  • Chow, A.W., Benninger, M.S., Brook, I., Brozek, J.L., Goldstein, E.J.C., Hicks, L.A. et al. IDSA Clinical Practice Guideline for Acute Bacterial Rhinosinusitis. in Children and Adults.
  • Eross, E., Dodick, D., & Eross, M. (2007). The sinus, allergy and migraine study. Headache, 47:213–24.
  • Gwaltney, J.M., Wiesinger, B.A., Patrie, J.T. (2004). Acute community-acquired bacterial sinusitis: the value of antimicrobial treatment ans the natural history. Clinical Infectious Diseases, 38:227-33.
  • Schreiber, C.P., Hutchinson, S. Webster, C.J., Ames, M., Richardson, M.S., Power, C. (2004). Prevalence of migraine in patients with a history of self-reported or physician-diagnosed "sinus" headache.

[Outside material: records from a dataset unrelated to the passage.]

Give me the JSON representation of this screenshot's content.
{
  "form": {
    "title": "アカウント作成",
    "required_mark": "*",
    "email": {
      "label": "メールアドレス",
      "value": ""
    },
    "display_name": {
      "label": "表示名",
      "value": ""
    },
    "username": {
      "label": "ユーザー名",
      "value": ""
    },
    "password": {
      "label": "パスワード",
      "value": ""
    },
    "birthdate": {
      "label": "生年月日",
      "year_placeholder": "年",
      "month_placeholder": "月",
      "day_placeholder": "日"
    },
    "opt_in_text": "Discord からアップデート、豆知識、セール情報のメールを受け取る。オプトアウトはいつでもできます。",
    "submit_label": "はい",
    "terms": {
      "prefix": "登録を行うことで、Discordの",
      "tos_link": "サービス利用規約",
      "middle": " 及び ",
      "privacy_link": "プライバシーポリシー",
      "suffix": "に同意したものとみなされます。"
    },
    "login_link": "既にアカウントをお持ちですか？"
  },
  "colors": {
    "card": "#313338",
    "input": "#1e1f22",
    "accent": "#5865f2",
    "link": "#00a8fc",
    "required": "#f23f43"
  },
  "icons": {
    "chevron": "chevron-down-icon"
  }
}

Archives Internal Medicine, Sep;164(16):1769-72.